*** Data for this task Section Begins ***

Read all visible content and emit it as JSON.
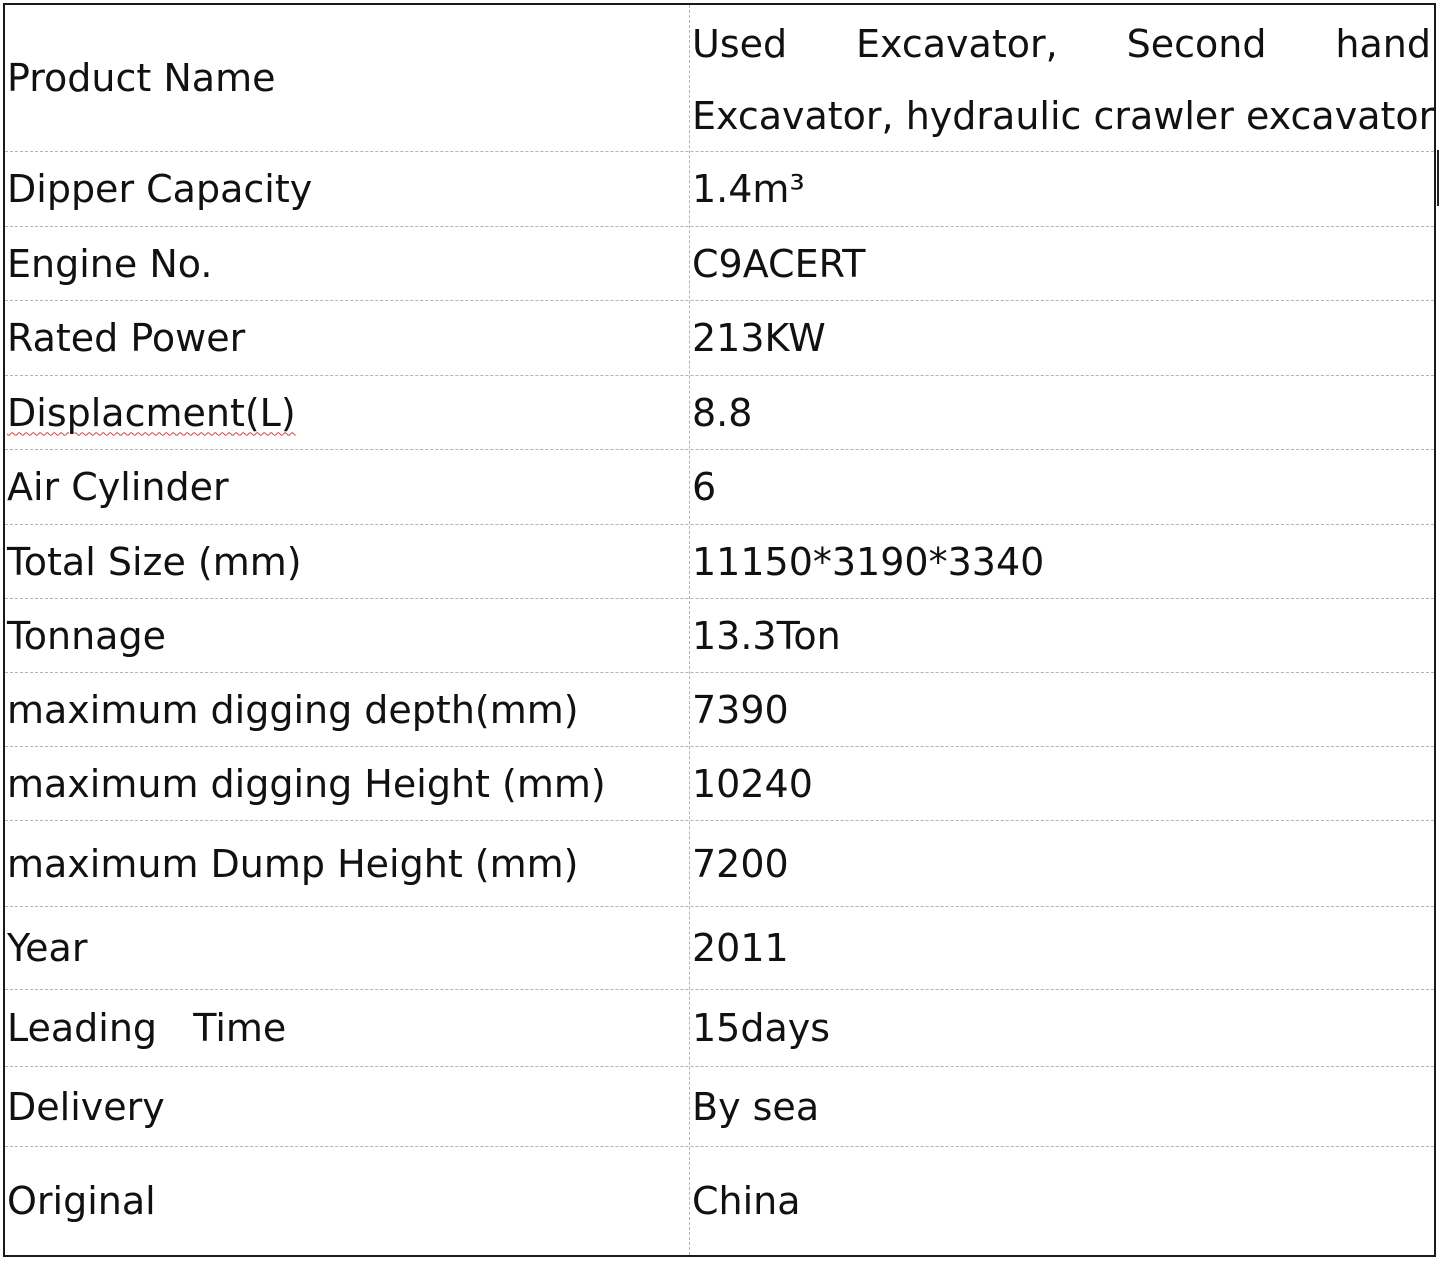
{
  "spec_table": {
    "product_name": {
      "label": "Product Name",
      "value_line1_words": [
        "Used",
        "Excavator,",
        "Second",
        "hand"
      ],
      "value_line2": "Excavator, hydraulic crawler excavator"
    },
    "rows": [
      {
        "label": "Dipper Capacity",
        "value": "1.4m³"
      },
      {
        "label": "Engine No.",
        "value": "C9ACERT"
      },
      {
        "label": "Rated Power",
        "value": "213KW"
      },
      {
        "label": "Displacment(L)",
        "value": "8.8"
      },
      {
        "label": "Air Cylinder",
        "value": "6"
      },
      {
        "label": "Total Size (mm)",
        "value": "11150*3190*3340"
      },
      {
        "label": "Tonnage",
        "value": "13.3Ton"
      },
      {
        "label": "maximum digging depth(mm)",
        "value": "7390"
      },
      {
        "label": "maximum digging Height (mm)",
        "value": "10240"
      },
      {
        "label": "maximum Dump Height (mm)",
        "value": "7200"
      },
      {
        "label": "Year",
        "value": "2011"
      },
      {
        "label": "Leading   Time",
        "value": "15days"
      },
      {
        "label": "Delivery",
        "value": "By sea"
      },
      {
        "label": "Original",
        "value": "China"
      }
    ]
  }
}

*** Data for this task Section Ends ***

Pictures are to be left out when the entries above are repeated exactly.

- [Response to the exercise]
Read all visible content and emit it as JSON.
{
  "spec_table": {
    "product_name": {
      "label": "Product Name",
      "value_line1_words": [
        "Used",
        "Excavator,",
        "Second",
        "hand"
      ],
      "value_line2": "Excavator, hydraulic crawler excavator"
    },
    "rows": [
      {
        "label": "Dipper Capacity",
        "value": "1.4m³"
      },
      {
        "label": "Engine No.",
        "value": "C9ACERT"
      },
      {
        "label": "Rated Power",
        "value": "213KW"
      },
      {
        "label": "Displacment(L)",
        "value": "8.8"
      },
      {
        "label": "Air Cylinder",
        "value": "6"
      },
      {
        "label": "Total Size (mm)",
        "value": "11150*3190*3340"
      },
      {
        "label": "Tonnage",
        "value": "13.3Ton"
      },
      {
        "label": "maximum digging depth(mm)",
        "value": "7390"
      },
      {
        "label": "maximum digging Height (mm)",
        "value": "10240"
      },
      {
        "label": "maximum Dump Height (mm)",
        "value": "7200"
      },
      {
        "label": "Year",
        "value": "2011"
      },
      {
        "label": "Leading   Time",
        "value": "15days"
      },
      {
        "label": "Delivery",
        "value": "By sea"
      },
      {
        "label": "Original",
        "value": "China"
      }
    ]
  }
}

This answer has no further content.